It must be mentioned here that allowing Love to keep wickets was a rare generous act by Jardine on the tour. He would not be as kind, even to teammates, throughout the remainder of the Bodyline series. Love did not carry his wicketkeeping gear, so George Duckworth (of England) lent him his. Such generosity!

There were also some unusual incidents during the match. Henry Theak, a genuinely quick bowler, was not much of a batsman. He was predictably bowled by Allen cheaply, but that was not the end of the story. Such was the impact that a bail reached “nearly half-way to the boundary” (remember, the Sydney Cricket Ground is reasonably large, and the fence was the boundary in those days).

Voce picked up the bail and tried to throw it back to the wicketkeeper. He failed, despite the fact that he would worry the Australians with his tremendous pace. Perhaps Larwood would have made it.

In between all this, the Sydney crowd found it difficult to pronounce P-A-T-A-U-D-I. They improvised, and the poor prince earned the temporary nickname of Potato…

Fleet-footed fielders

When Wally Hammond was bowling during the first innings of the match, a ball was hit straight at him. Hammond did not bother to stoop. Graceful man that he was, Hammond let the ball hit his boot. A flick of the shoe ensured the ball came to his hand.

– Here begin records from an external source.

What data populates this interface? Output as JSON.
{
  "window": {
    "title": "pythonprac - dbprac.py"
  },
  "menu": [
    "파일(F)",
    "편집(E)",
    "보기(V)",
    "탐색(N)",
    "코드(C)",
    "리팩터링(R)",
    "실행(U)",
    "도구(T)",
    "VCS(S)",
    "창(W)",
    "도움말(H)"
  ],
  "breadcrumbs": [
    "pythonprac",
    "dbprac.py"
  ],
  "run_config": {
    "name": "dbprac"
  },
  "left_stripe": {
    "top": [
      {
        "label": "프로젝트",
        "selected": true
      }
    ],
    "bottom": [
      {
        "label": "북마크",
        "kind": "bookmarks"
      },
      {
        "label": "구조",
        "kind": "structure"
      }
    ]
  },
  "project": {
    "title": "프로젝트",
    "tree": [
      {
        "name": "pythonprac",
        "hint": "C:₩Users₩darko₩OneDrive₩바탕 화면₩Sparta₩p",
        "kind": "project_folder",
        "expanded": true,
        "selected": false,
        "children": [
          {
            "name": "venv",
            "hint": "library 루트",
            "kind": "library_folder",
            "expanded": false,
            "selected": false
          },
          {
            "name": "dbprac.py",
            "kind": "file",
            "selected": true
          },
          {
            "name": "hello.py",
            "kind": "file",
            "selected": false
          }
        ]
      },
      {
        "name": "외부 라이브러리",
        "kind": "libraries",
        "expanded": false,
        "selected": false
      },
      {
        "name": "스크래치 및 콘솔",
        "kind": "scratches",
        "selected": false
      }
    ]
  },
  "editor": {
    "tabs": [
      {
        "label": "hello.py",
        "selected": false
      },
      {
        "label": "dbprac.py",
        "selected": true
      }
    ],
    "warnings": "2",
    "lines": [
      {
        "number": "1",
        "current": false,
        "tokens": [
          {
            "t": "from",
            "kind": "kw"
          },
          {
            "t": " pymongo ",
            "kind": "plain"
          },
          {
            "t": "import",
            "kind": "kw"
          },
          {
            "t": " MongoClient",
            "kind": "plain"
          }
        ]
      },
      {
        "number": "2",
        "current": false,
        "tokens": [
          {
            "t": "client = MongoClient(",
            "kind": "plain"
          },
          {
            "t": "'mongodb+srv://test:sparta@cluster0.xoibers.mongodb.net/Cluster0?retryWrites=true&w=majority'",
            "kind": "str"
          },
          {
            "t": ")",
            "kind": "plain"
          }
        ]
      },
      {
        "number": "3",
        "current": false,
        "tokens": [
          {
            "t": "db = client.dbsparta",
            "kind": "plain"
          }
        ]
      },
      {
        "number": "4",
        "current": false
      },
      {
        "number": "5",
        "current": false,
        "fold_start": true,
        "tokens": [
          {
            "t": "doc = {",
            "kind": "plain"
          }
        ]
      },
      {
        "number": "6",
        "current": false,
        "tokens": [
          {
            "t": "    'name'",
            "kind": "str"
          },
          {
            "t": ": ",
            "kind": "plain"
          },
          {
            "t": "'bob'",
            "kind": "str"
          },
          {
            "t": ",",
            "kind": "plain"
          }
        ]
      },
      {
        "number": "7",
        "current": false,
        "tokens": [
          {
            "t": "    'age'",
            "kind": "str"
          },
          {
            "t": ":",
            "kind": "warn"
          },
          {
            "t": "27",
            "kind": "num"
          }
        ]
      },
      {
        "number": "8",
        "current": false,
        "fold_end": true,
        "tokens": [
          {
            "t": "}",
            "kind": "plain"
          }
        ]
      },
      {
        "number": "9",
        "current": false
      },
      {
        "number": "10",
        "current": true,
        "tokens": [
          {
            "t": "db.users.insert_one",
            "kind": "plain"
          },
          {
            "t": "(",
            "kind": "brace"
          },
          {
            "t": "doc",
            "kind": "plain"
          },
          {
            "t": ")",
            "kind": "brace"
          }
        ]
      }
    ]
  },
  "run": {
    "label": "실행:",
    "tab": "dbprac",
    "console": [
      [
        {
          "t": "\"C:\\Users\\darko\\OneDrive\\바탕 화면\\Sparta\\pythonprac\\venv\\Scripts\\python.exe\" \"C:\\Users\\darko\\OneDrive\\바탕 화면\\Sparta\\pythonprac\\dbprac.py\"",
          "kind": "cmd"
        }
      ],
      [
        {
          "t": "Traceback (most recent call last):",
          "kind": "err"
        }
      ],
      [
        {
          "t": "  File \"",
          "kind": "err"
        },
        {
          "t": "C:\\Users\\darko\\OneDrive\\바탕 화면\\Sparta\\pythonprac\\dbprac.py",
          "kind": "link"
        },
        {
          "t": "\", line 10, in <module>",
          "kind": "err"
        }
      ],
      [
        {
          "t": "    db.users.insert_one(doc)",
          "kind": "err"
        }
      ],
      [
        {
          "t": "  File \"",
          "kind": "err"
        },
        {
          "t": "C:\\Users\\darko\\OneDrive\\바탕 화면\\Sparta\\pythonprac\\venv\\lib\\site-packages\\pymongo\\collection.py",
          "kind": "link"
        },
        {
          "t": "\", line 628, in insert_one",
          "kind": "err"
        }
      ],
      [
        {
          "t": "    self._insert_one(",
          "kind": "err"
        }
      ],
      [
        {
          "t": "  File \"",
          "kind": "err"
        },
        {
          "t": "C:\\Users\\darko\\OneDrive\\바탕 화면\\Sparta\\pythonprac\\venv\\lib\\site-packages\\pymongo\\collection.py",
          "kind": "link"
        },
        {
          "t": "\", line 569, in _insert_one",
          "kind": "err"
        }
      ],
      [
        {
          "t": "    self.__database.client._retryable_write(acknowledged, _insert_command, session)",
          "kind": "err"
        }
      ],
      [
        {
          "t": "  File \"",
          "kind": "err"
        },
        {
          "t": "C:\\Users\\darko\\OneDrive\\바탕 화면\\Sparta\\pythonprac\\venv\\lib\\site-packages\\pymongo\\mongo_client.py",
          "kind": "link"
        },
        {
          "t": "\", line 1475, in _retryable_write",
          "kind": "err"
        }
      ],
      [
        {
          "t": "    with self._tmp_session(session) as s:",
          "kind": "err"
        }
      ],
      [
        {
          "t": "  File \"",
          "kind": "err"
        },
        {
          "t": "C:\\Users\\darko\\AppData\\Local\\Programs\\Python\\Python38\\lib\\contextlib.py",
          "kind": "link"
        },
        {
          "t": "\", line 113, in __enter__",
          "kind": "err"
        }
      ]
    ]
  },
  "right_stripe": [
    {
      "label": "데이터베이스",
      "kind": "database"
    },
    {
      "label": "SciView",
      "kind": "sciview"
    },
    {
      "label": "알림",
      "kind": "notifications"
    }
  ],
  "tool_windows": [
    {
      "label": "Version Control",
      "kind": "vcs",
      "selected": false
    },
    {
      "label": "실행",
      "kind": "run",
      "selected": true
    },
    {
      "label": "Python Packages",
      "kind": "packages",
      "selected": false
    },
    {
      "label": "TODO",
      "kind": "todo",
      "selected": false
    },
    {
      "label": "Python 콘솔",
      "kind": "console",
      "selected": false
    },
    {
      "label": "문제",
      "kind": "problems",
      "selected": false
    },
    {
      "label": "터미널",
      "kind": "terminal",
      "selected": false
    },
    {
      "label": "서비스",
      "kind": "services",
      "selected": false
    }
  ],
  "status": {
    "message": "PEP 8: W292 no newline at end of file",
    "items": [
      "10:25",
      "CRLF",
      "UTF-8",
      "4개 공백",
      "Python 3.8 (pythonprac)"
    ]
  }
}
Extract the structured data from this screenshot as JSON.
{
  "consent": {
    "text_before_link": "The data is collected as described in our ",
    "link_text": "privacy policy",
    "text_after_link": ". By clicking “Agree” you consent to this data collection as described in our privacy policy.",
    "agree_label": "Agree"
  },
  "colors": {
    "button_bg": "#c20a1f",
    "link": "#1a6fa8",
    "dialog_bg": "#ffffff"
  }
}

This seemed innocuous, but it caught on. Sutcliffe and Allen got involved soon. The Sun correspondent had probably not expected this: “Do Sutcliffe and Allen play soccer? During the departure of one of the N.S.W. batsmen, the pair got together, and had quite a little game, Sutcliffe finally passing Allen with a neat piece of footwork.”

Things took a new turn when Bradman joined in the fun. He started by stopping a ball with his boot. He was probably trying to do a Hammond. The ball was hit so firmly that the impact with his boot made the ball rise vertically and knock his cap off — but the great man still held the ball. Thus buoyed, he tried an encore, and caught it again — this time without any contact between ball and cap.

Theak tried to do the same. He tried four times but failed on every occasion before he gave up.

But as always, Bradman sealed the show. With nothing going in NSW’s favour, Kippax asked Bradman to bowl. When the ball was tossed at him, Bradman took his cap off, caught it with his cap, took the ball out, gave the cap to the umpire, and came on to bowl his pedestrian leg-breaks.

Brief scores:

New South Wales 273 (Jack Fingleton 119, Stan McCabe 67; Gubby Allen 5 for 69, Maurice Tate 4 for 53) and 213 (Frank Cummins 71; Bill Voce 5 for 85) lost to MCC 530 (Bob Wyatt 72, Herbert Sutcliffe 182, Nawab of Pataudi Sr 61, Les Ames 90; Bill O’Reilly 4 for 86, Sid Herd 6 for 135) by an innings and 44 runs.